Source records:
┄┄┄┄┄┄

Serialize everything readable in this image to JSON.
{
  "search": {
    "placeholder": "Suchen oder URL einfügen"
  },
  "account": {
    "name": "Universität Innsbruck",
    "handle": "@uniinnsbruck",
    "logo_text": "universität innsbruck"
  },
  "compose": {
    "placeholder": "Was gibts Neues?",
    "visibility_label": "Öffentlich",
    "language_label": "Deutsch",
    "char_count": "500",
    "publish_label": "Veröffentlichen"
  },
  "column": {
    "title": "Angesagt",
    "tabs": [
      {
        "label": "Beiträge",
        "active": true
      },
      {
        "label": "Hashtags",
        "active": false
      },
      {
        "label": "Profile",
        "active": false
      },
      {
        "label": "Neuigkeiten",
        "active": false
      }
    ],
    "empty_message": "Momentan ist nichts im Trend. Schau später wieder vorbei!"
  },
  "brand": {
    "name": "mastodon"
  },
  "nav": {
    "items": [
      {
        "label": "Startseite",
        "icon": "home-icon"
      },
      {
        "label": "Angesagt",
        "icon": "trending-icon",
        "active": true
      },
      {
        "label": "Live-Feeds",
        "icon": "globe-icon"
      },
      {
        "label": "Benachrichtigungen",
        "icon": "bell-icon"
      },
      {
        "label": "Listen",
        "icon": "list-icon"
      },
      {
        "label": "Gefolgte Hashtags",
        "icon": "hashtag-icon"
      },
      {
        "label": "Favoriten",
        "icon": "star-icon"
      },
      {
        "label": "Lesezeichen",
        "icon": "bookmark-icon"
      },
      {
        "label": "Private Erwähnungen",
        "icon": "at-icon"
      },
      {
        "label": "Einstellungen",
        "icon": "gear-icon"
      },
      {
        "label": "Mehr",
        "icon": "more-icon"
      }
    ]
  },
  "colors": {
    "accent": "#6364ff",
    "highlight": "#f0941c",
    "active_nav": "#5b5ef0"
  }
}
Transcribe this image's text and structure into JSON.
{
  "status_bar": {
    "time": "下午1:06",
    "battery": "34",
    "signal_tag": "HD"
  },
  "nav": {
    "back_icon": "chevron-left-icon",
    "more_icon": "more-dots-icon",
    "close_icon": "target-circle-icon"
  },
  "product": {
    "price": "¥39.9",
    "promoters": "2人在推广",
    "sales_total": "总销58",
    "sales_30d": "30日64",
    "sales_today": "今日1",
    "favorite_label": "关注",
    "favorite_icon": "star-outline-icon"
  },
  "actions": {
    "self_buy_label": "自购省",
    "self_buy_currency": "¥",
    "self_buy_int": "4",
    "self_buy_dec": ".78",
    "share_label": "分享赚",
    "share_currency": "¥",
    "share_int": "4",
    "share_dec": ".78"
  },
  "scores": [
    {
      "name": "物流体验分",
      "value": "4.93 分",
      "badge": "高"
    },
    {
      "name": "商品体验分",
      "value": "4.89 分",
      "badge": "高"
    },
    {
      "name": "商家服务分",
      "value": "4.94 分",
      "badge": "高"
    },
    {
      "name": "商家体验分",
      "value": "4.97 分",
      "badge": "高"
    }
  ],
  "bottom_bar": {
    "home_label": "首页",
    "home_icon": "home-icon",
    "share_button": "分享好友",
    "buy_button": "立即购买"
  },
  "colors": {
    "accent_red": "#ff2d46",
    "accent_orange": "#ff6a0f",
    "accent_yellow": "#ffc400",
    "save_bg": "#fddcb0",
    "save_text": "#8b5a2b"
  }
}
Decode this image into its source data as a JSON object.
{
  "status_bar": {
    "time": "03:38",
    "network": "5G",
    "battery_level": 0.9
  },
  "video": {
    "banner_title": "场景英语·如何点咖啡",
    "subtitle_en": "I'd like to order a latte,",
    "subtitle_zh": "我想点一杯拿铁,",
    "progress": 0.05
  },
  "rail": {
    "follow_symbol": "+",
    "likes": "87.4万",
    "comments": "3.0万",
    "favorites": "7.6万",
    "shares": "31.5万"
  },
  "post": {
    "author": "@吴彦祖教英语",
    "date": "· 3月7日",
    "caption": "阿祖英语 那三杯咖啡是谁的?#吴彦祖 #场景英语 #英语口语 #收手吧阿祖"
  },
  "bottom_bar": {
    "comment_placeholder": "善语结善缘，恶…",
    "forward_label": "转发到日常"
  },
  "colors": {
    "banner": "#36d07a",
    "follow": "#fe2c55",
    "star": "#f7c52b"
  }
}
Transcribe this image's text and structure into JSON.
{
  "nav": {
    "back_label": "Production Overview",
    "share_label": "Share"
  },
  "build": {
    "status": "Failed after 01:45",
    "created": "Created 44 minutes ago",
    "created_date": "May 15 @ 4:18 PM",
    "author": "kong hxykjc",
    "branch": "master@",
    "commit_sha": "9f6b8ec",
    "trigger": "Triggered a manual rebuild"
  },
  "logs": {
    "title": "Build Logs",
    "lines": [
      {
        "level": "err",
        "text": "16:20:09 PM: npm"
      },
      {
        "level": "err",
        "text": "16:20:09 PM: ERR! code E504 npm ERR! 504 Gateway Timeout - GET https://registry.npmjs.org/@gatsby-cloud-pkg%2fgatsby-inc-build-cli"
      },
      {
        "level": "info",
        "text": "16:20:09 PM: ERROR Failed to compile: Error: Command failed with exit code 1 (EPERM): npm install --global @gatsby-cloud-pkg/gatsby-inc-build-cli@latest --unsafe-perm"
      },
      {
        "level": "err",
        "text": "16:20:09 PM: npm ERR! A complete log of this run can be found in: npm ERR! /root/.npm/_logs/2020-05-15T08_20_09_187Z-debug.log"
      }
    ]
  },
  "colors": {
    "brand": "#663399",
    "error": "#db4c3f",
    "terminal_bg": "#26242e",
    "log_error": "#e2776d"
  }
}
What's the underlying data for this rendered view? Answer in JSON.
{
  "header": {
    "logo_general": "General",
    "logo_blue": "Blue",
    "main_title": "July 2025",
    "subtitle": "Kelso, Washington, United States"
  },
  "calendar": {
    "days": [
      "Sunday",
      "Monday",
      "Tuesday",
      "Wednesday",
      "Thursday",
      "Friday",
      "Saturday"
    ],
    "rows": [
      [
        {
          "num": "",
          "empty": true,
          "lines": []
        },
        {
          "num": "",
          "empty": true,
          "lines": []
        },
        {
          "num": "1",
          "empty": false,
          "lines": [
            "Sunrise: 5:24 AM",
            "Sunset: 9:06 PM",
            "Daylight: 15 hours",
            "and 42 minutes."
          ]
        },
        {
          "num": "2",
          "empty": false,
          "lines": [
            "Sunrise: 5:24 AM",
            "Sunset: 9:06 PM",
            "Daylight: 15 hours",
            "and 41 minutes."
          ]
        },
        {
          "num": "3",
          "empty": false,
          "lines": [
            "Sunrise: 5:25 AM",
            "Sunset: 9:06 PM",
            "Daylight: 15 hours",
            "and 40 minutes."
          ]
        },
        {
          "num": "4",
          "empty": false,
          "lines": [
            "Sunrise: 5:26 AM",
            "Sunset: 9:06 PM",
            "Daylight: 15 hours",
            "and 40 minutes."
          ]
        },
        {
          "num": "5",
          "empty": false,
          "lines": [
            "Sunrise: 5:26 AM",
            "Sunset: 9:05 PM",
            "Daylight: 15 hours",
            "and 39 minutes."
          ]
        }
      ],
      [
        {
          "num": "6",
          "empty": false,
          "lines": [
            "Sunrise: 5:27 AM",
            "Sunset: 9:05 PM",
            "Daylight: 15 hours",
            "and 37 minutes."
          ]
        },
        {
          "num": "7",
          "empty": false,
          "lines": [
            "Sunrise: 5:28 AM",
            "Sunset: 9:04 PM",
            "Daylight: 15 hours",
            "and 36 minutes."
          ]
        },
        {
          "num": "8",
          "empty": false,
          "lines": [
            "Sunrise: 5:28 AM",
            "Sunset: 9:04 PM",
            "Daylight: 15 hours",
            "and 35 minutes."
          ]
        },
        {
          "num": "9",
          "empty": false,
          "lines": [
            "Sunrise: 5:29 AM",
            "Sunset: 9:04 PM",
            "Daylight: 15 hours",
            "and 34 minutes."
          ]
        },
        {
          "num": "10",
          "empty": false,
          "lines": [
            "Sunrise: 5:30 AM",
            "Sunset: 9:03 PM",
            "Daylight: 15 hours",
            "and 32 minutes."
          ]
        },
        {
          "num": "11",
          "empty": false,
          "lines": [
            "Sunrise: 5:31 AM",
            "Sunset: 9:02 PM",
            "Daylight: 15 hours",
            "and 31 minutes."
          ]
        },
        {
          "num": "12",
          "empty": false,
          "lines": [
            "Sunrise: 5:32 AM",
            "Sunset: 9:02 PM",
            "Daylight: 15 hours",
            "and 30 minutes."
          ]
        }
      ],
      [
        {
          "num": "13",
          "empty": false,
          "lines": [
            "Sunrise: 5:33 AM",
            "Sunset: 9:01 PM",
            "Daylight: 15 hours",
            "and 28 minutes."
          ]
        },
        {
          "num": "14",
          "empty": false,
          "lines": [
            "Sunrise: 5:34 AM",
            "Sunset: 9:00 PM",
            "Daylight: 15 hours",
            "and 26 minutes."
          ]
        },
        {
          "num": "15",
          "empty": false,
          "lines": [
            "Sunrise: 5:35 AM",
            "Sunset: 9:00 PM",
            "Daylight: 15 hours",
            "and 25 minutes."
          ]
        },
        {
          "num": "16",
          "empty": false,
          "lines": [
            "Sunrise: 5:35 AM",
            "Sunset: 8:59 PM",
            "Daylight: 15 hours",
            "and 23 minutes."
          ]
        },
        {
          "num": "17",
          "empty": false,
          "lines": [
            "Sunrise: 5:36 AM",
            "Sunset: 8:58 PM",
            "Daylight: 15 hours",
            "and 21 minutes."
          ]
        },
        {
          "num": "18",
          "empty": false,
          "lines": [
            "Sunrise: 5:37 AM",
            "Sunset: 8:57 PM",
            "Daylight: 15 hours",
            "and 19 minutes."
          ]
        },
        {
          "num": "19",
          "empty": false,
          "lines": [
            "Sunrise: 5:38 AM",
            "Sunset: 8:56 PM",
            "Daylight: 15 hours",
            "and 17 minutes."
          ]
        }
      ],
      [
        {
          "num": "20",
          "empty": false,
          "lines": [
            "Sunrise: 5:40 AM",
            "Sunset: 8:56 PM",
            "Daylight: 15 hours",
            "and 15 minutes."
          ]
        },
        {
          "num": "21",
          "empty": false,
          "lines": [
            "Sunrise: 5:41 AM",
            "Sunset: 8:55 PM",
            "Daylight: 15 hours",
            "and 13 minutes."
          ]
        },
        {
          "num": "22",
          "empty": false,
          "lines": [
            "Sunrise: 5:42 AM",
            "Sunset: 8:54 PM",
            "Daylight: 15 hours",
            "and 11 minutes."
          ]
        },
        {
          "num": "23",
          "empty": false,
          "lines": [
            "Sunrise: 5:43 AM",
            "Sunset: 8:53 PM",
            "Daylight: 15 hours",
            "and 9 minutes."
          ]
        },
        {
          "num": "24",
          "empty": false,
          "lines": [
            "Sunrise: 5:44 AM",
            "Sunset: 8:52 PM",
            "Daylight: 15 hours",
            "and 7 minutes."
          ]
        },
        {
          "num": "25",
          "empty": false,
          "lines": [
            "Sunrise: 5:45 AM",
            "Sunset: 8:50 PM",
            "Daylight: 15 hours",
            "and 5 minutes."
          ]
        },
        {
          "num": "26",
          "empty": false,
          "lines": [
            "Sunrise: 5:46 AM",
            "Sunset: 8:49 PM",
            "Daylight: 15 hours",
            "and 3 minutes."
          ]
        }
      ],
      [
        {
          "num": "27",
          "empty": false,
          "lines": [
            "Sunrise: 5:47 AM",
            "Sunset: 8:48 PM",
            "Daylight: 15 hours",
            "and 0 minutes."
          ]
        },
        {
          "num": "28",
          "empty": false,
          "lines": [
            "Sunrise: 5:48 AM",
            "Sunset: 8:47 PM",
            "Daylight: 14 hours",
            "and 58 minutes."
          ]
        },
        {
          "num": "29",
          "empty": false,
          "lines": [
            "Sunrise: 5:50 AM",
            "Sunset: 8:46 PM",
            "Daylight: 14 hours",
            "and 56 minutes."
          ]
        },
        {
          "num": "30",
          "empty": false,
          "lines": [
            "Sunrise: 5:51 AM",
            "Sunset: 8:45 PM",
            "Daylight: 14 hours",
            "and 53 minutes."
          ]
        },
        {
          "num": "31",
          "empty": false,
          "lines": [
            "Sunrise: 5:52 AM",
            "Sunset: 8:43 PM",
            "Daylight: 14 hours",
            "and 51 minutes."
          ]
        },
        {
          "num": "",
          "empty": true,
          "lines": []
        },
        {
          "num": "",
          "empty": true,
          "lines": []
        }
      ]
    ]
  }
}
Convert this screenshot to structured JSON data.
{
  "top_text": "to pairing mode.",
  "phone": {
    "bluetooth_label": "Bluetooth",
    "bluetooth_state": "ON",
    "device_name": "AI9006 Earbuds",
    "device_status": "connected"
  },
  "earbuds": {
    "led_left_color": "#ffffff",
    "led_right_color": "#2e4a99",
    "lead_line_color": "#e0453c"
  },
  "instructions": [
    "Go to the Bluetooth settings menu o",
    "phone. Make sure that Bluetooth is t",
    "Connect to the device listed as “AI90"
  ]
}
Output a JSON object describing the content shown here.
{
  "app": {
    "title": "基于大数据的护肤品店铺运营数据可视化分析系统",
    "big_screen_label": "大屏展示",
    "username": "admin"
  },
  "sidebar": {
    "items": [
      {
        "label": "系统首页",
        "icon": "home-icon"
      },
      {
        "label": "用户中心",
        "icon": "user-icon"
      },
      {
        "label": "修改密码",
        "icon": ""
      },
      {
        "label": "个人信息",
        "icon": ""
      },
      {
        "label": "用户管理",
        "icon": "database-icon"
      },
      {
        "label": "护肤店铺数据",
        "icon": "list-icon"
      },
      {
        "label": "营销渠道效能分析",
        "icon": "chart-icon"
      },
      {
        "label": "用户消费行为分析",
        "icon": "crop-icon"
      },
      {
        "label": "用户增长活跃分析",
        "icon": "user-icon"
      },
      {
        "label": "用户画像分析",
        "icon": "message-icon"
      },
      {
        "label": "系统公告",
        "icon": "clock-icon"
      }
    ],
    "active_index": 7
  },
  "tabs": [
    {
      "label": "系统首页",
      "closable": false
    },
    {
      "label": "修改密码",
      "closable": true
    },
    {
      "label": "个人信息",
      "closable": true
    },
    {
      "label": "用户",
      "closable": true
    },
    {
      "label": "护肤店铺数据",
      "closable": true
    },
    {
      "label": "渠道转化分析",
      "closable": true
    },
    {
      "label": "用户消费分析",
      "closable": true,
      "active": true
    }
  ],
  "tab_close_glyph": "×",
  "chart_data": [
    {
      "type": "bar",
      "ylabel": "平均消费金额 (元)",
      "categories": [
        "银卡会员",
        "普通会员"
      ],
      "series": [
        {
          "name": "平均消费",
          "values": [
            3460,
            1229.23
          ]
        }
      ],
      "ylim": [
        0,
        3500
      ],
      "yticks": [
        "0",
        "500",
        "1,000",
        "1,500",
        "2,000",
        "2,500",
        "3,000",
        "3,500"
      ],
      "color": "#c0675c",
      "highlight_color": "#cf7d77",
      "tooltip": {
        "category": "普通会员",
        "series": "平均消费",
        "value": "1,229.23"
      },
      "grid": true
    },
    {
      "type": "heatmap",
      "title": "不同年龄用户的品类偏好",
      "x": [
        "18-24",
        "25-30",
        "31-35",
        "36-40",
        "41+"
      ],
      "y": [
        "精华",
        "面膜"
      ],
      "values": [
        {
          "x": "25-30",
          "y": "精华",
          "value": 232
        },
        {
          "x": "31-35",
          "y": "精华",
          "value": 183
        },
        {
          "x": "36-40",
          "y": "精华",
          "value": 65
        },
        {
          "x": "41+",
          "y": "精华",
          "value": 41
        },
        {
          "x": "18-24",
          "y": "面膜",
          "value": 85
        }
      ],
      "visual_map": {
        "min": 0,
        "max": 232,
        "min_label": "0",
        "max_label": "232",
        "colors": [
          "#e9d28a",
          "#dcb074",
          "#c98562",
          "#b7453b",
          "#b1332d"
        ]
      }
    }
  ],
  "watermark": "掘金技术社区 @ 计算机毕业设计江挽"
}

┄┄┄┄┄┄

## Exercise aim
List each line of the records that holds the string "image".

## Task output
Serialize everything readable in this image to JSON.
Transcribe this image's text and structure into JSON.
Decode this image into its source data as a JSON object.
Transcribe this image's text and structure into JSON.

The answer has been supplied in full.